Underwater noise harms the ocean
Oceans have never been a quiet place. The rumble of the water, the movement of fish and cetaceans, the calls, clicks and moans they use to communicate with each other - these are all a part of the natural soundscape. What is unnatural is the noise caused by human activities.
Whales, dolphins, porpoises and other marine mammals are deeply affected by underwater noise pollution. The consequences of man-made noise can be severe, sometimes resulting in bleeding in their ears, brain, and vital organs. As they rely on their hearing to move, interact, mate and hunt, this external noise presents a constant challenge to these animals. Most of the times you won’t see the direct damage, as animals fleeing or directly killed won’t appear on the surface.
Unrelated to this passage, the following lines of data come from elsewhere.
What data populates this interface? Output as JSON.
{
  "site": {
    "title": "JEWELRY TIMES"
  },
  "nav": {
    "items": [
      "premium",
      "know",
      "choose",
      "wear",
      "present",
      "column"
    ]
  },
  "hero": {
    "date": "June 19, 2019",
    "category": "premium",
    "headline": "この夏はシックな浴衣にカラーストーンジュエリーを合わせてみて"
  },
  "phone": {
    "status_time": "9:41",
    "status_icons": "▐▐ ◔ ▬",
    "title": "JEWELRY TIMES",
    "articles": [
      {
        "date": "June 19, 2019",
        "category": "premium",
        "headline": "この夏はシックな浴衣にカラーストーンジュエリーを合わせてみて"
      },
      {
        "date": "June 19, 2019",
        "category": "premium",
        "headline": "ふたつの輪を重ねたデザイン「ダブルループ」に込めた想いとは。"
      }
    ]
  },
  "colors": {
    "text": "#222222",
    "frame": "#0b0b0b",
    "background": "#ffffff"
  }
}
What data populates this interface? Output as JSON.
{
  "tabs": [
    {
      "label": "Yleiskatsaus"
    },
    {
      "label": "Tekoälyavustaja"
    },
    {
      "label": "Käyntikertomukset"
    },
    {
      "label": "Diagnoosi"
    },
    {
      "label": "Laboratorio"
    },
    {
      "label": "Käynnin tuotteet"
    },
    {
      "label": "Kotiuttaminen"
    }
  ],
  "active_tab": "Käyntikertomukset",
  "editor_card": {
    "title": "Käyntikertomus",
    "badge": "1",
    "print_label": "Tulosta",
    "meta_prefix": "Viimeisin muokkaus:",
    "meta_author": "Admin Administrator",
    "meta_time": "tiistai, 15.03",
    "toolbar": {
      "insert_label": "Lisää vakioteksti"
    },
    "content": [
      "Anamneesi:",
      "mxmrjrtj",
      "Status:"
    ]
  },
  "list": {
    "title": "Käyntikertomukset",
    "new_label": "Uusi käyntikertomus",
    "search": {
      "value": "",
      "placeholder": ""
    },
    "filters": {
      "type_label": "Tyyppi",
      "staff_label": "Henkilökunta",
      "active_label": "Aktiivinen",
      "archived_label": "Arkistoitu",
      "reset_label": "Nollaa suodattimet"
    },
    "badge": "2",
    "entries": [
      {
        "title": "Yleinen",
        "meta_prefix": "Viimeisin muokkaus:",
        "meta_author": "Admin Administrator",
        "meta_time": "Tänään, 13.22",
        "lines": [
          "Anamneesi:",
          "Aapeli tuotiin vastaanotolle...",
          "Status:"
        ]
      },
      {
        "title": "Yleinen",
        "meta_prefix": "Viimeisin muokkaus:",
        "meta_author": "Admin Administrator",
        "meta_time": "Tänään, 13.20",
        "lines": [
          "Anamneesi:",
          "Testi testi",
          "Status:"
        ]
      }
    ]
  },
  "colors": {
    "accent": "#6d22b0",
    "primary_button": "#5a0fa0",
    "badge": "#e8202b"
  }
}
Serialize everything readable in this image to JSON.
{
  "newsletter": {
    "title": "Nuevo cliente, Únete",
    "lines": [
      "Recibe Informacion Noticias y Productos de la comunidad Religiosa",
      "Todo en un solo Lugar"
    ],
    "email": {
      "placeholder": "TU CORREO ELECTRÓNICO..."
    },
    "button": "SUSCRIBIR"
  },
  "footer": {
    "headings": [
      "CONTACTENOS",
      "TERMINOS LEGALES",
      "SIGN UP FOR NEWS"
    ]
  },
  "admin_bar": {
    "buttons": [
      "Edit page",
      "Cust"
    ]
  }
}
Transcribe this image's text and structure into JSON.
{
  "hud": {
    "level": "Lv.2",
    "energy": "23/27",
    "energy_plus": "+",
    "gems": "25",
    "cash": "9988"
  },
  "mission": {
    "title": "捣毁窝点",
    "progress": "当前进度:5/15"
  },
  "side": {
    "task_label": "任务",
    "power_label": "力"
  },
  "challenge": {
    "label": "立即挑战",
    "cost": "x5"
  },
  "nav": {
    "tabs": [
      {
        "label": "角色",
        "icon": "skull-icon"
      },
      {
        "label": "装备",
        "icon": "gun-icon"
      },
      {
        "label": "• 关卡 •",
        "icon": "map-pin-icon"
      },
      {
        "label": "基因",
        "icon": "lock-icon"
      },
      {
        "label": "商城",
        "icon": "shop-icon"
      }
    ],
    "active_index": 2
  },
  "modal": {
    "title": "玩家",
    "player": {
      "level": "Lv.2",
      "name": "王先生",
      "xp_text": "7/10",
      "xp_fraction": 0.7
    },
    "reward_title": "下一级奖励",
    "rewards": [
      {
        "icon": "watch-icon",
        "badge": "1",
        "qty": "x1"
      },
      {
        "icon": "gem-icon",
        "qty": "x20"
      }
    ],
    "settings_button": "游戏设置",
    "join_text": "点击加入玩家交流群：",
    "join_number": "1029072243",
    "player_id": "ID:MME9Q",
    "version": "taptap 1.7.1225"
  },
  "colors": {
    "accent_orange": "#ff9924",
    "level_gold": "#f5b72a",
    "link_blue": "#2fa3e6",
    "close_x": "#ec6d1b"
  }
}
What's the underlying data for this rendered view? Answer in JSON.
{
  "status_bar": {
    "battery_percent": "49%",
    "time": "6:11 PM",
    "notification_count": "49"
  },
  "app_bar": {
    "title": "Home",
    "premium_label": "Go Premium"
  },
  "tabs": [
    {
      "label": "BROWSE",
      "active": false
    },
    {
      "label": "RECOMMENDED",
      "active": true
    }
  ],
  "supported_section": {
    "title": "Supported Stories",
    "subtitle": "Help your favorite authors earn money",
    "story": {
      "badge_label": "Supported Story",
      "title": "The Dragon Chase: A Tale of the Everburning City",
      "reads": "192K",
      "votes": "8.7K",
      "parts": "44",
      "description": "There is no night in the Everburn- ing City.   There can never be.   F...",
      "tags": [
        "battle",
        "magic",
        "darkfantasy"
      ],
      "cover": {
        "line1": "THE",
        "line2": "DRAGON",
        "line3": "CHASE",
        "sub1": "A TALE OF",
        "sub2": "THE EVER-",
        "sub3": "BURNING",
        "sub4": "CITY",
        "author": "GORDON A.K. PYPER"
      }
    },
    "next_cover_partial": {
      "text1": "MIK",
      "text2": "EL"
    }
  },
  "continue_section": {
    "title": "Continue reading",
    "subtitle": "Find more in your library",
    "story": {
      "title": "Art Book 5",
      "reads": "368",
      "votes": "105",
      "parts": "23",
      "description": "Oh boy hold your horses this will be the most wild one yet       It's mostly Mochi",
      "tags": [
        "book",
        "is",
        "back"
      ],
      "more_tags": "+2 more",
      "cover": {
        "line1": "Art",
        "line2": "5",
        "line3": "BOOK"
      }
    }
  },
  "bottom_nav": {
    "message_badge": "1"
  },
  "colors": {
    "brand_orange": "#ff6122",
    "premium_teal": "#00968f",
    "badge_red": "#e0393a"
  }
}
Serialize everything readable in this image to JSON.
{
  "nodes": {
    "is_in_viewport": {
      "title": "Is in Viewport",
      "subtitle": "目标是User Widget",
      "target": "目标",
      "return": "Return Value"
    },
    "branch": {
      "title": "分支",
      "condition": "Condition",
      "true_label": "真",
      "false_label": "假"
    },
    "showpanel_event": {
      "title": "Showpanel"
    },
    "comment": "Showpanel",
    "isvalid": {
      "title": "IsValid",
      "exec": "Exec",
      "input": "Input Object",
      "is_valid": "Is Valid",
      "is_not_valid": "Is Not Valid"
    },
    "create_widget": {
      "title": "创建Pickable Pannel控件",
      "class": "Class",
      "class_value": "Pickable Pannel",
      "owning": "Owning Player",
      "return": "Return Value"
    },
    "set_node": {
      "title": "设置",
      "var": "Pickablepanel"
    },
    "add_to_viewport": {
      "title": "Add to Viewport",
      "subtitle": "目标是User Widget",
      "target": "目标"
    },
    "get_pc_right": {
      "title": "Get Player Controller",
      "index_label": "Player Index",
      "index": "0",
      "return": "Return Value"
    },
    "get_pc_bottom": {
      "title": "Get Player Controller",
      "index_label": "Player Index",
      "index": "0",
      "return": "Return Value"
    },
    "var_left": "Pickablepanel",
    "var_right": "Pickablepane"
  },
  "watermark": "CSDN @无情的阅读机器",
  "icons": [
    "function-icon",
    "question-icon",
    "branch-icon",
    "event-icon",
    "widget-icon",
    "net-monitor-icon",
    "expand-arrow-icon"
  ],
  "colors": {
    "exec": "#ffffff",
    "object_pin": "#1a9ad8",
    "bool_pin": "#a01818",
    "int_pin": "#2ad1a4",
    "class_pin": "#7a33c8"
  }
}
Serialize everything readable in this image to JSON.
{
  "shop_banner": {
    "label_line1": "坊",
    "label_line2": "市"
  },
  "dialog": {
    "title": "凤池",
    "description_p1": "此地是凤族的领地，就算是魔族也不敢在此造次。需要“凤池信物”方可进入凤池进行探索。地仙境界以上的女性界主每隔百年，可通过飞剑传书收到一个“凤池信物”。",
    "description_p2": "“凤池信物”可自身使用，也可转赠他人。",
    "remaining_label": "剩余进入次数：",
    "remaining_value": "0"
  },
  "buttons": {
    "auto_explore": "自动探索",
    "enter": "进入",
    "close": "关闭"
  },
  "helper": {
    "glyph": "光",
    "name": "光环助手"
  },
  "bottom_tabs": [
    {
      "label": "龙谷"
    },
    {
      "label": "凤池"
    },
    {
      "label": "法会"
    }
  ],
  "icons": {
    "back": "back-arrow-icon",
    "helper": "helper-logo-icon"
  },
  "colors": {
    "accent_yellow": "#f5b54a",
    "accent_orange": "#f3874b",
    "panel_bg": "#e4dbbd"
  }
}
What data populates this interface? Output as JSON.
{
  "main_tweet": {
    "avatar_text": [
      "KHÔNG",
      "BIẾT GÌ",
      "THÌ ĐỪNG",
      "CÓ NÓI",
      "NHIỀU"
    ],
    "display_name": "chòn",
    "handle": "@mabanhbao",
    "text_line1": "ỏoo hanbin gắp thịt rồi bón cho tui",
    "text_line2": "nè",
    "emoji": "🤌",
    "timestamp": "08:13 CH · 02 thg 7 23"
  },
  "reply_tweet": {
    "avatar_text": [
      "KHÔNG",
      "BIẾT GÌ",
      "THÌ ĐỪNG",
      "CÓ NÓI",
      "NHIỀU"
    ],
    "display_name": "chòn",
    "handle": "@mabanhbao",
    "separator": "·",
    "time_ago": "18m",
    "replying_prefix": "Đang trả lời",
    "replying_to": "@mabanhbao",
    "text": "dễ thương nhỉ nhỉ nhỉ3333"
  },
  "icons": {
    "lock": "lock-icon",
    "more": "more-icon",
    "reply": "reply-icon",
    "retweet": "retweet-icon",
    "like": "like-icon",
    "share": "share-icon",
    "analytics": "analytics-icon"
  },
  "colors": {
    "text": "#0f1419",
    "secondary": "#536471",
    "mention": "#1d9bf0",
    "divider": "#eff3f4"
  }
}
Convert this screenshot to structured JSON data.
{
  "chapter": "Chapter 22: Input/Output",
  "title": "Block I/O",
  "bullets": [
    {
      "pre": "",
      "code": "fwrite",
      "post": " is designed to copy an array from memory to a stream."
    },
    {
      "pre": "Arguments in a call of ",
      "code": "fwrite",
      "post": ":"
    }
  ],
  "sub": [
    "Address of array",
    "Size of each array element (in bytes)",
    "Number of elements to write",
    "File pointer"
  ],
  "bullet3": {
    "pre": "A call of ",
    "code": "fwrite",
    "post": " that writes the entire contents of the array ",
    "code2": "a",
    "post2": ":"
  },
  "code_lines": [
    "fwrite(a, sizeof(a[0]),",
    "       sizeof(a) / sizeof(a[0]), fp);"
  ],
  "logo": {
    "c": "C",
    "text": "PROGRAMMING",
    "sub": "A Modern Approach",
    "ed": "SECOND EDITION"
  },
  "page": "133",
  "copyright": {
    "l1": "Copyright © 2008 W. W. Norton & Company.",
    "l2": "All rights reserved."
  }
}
But there is evidence that the beaked whales stranded on the British coast last summer had suffered from the noise caused by military sonars. And it doesn’t stop with cetaceans - research has found that fish and other species are also upset.
On dry land - particularly in cities - regulations are in place to protect us from the racket of cars, planes, sirens and industrial activities. But the noise is worse underwater, and it travels faster and further away: the nuisance can spread over thousands of kilometers. Every ship that crosses the sea, whether on a vacation cruise or transporting the goods we buy, emits a deafening roar. Seismic surveys for oil and gas exploration cause blasts every 10 seconds for weeks or months to detect fossil fuels under the sea bed. Military sonars used to detect enemy submarines cause ear-splitting screeches.
We can all make a change by rethinking our habits, but the big change will come from our governments.